Exit polls released after polling stations closed on Thursday evening predicted a hung parliament, in which neither of Britain's two main parties would gain an overall majority.
The exit polls, based on surveys of 18,000 voters, showed a disappointing outcome for the Liberal Democrats, whose leader Nick Clegg had been declared the undisputed star of the four-week election campaign.
Liberal Democratic aides claimed they fell prey to a "classic two-party squeeze".
Lembit Opik, one of the party's most high-profile MPs, lost his seat to the Tories in Montgomeryshire.
One Liberal Democrat admitted that the scenario was not good, saying they thought voters appeared to have been convinced by fears about hung parliaments.
"(Nick) Clegg always said the people will be the kingmaker - not the exit polls.
"In 1992 when it was very tight they were wildly out… If there's a balanced parliament, I am sure the Lib Dems will be play their full role and it will be based on more seats than your exit poll is suggesting," said Simon Hughes, the Liberal Democrat climate change spokesman.

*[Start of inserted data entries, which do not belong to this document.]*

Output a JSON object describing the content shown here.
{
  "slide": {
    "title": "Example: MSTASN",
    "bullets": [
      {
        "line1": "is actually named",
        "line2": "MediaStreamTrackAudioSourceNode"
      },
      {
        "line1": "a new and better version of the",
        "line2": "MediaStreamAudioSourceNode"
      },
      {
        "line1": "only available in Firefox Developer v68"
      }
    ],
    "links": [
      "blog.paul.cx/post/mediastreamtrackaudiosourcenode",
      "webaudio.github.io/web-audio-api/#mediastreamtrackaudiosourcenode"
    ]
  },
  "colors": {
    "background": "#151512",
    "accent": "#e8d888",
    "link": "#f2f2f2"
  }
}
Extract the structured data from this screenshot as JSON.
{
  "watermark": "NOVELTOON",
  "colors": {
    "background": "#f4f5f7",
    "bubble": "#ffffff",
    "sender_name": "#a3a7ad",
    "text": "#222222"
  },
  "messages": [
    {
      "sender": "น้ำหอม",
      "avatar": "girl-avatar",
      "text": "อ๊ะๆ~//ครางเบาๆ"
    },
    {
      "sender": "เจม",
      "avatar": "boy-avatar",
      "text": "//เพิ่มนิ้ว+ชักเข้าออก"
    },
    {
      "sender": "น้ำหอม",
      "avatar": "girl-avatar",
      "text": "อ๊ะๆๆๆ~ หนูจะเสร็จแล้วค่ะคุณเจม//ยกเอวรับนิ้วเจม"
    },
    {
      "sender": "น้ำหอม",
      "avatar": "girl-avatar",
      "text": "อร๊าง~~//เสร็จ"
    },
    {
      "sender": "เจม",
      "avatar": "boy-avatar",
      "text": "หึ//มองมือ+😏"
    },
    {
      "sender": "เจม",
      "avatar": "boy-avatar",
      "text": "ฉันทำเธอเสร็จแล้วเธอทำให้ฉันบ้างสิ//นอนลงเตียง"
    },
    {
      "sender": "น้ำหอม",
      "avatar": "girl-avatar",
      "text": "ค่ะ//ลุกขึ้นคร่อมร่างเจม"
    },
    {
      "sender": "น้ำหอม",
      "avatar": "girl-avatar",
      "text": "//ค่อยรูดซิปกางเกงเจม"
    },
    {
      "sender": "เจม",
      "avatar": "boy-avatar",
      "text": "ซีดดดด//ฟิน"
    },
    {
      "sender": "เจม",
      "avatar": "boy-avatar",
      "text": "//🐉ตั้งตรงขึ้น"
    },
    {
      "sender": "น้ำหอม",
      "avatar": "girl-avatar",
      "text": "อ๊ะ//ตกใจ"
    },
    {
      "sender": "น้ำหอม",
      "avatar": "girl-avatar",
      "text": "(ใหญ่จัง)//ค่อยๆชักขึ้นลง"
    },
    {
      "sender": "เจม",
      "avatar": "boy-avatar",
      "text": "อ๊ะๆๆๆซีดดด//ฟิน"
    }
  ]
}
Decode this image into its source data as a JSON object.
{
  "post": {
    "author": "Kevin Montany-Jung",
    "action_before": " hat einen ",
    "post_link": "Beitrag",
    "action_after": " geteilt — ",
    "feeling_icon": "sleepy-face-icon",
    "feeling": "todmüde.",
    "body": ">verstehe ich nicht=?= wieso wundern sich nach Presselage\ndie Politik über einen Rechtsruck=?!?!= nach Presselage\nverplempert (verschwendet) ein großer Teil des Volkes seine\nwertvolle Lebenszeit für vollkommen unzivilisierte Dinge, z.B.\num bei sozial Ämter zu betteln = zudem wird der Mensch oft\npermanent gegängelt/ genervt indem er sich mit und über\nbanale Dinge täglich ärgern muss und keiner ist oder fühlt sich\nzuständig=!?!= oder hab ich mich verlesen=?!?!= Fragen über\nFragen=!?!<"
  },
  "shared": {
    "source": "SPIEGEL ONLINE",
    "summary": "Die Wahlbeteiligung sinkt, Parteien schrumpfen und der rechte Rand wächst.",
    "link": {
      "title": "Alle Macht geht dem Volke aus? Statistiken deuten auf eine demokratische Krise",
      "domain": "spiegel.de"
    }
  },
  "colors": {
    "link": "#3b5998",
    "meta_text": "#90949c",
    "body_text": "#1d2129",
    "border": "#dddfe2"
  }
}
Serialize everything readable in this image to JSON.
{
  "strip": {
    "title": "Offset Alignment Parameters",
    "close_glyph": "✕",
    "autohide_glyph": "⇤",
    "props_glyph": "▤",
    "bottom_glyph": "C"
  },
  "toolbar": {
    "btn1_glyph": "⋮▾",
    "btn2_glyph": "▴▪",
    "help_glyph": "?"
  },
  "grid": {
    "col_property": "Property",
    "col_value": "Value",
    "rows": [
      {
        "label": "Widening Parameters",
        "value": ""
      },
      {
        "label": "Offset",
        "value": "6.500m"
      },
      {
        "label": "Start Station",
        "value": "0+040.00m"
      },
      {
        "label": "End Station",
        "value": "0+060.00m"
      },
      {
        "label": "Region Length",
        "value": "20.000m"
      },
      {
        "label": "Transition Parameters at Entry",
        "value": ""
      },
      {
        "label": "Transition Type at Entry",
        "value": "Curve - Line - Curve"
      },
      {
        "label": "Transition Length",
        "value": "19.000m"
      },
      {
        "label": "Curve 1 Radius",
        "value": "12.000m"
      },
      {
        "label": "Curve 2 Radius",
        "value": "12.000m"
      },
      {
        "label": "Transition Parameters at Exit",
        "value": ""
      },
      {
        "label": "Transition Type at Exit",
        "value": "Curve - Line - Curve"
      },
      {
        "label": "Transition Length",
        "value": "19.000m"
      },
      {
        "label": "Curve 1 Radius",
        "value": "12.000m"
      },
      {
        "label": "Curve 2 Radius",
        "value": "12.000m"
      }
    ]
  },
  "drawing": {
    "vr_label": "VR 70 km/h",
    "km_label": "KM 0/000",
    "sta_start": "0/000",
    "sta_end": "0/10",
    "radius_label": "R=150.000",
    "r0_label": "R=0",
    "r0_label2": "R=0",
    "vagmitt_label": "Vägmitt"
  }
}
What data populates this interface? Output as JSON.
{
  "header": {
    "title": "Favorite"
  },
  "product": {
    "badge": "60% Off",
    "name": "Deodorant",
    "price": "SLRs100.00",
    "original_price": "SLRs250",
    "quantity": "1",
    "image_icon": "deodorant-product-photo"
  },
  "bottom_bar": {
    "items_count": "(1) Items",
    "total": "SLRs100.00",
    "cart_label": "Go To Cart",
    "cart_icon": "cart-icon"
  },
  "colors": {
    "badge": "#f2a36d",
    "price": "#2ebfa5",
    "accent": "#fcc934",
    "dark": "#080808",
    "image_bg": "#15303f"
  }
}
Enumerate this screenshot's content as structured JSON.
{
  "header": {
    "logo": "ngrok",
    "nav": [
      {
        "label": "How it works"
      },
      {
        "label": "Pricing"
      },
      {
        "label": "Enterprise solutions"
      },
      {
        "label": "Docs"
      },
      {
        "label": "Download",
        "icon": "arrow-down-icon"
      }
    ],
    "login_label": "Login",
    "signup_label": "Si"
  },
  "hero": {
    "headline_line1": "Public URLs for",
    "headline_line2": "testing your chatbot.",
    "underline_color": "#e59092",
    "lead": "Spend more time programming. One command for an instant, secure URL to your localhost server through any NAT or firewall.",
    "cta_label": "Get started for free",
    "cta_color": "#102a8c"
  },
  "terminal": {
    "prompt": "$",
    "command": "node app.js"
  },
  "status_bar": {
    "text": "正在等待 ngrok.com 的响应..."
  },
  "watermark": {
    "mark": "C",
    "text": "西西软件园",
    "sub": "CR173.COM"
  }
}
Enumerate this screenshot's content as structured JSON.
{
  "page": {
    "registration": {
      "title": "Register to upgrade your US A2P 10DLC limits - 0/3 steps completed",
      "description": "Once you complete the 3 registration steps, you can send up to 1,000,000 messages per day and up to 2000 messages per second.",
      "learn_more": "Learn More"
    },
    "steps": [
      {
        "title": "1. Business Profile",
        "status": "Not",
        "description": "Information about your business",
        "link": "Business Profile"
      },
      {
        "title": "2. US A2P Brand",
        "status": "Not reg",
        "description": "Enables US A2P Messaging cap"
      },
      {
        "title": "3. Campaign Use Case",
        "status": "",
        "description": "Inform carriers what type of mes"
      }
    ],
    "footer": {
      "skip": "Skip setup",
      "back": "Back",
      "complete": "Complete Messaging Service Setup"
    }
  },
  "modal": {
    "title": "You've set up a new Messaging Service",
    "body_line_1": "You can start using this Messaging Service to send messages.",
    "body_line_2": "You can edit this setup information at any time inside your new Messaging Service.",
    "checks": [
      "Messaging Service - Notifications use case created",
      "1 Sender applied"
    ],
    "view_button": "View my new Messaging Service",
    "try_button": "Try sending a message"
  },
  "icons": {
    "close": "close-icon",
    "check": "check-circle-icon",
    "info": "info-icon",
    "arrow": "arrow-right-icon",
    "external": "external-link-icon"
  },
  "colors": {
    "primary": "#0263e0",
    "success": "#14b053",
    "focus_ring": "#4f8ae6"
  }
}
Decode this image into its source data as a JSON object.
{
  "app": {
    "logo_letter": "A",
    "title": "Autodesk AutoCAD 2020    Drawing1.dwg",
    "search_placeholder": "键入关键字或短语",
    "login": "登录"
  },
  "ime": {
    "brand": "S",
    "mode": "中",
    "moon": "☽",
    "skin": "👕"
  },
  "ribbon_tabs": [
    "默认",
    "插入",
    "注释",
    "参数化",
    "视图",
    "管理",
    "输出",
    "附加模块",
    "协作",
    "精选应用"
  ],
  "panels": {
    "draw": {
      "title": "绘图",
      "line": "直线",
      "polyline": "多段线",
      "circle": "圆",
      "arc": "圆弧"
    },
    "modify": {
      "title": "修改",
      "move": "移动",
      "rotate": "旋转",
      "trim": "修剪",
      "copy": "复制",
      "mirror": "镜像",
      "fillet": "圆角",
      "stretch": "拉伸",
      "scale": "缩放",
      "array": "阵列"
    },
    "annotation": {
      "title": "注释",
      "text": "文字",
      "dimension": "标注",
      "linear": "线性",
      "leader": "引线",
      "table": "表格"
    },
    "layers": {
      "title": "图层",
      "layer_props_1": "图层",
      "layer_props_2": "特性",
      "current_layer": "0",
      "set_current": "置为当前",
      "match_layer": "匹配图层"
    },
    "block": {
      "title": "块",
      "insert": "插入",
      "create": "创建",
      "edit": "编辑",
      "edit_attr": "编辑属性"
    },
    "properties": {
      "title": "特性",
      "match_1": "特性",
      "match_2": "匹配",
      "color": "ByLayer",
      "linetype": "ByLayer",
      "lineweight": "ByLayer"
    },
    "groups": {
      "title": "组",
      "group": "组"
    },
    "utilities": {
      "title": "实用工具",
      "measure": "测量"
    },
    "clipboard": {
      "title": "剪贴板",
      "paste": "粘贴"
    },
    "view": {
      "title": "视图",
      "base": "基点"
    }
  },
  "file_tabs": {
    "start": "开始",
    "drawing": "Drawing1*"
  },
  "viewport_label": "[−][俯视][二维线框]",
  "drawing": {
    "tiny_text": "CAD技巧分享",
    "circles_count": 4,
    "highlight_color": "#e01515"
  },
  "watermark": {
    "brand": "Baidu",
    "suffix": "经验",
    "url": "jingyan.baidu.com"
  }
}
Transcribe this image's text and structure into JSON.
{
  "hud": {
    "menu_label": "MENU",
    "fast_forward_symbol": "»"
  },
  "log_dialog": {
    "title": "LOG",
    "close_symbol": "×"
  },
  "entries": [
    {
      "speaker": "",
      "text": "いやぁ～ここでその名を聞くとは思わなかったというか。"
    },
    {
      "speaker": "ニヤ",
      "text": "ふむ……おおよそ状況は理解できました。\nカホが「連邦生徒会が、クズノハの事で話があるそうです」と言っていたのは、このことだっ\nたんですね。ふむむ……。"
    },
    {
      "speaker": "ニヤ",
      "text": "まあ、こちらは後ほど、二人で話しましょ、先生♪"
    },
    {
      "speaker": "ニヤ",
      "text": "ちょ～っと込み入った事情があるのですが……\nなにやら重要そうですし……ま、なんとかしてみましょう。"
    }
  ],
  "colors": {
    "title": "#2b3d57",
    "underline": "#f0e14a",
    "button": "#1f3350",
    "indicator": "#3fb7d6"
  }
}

Ed Davey, the foreign affairs spokesman, said: "What we want if there is a balanced parliament is that financial stability is the bedrock of the parliament that emerges."